“By documenting good practices from around the globe, the publication Five Key Examples of the Role of Mine Action in Integrating Victim Assistance into Broader Frameworks illustrates how mine action entities can contribute to assisting the victims of landmines and other explosive remnants of war,” said the Director of the Implementation Support Unit, Kerry Brinkert.
“The mission of landmine victim assistance is the full and effective participation of survivors in society on a basis equal to others. Mine action structures cannot fulfil this mission on their own and humanitarian demining programmes are intended to eventually end,” said Kerry Brinkert. “However, if mine action structures play their niche role effectively, considerable gains can be made within the limited time-frame of their existence,” added Kerry Brinkert, noting that mine action can assist in the following ways:

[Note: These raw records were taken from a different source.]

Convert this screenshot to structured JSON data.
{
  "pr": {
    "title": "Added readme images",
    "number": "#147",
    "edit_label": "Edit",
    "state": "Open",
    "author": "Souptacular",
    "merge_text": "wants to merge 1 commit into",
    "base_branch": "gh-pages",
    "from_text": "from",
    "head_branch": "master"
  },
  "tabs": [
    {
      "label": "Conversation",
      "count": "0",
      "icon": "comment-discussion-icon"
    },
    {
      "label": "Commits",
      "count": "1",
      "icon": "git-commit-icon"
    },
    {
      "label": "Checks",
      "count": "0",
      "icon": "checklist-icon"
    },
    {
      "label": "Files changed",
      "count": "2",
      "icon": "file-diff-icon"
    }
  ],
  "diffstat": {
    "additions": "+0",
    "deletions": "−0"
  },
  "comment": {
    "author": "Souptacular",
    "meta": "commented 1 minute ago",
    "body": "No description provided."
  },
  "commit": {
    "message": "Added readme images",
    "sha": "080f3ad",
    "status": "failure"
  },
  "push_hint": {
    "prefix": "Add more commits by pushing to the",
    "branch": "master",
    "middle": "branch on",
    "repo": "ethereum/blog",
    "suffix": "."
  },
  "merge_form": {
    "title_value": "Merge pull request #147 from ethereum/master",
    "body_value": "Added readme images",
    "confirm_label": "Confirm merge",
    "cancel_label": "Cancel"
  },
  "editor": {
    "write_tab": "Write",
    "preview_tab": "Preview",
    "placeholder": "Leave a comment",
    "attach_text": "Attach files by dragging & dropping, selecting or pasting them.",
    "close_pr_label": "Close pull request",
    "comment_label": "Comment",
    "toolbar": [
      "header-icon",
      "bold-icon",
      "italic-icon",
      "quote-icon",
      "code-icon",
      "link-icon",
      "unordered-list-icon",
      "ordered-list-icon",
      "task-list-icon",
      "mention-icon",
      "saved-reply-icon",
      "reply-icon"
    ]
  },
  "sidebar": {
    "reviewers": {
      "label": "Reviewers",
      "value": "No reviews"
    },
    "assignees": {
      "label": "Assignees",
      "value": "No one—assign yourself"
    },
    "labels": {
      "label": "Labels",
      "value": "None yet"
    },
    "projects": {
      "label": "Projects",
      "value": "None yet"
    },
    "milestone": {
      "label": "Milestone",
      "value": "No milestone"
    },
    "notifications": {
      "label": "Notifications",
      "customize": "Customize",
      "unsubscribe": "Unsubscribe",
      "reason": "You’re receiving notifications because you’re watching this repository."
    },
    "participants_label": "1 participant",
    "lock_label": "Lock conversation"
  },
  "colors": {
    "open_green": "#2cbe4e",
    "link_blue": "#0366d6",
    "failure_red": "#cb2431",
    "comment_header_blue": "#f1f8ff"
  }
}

The publication documents examples of states in which the role of mine action programmes in landmine victim assistance has been played well:
The publication was made possible thanks to a grant from the Government of Australia to the Convention’s Implementation Support Unit.
Improving the quality of life for victims of explosive remnants of war is a significant focus of Australia’s mine action assistance. In order to enhance the sustainability of victim assistance efforts, Australia is seeking to ensure that these efforts are integrated within national level health and disability programs.
The Anti-Personnel Mine Ban Convention was adopted in Oslo in 1997, opened for signature in Ottawa the same year and entered into force on 1 March 1999. The Convention was the first disarmament instrument to take into consideration the rights of the survivors of a particular weapon.
Since entering into force, millions of square metres of once dangerous lands have been released for normal human activity and over 44.5 million stockpiled mines have been destroyed.
For press inquiries, contact: Laila Rodriguez press(at)apminebanconvention.org or +41 (0) 22 730 9350. Find the Convention on Facebook, Flickr and Twitter.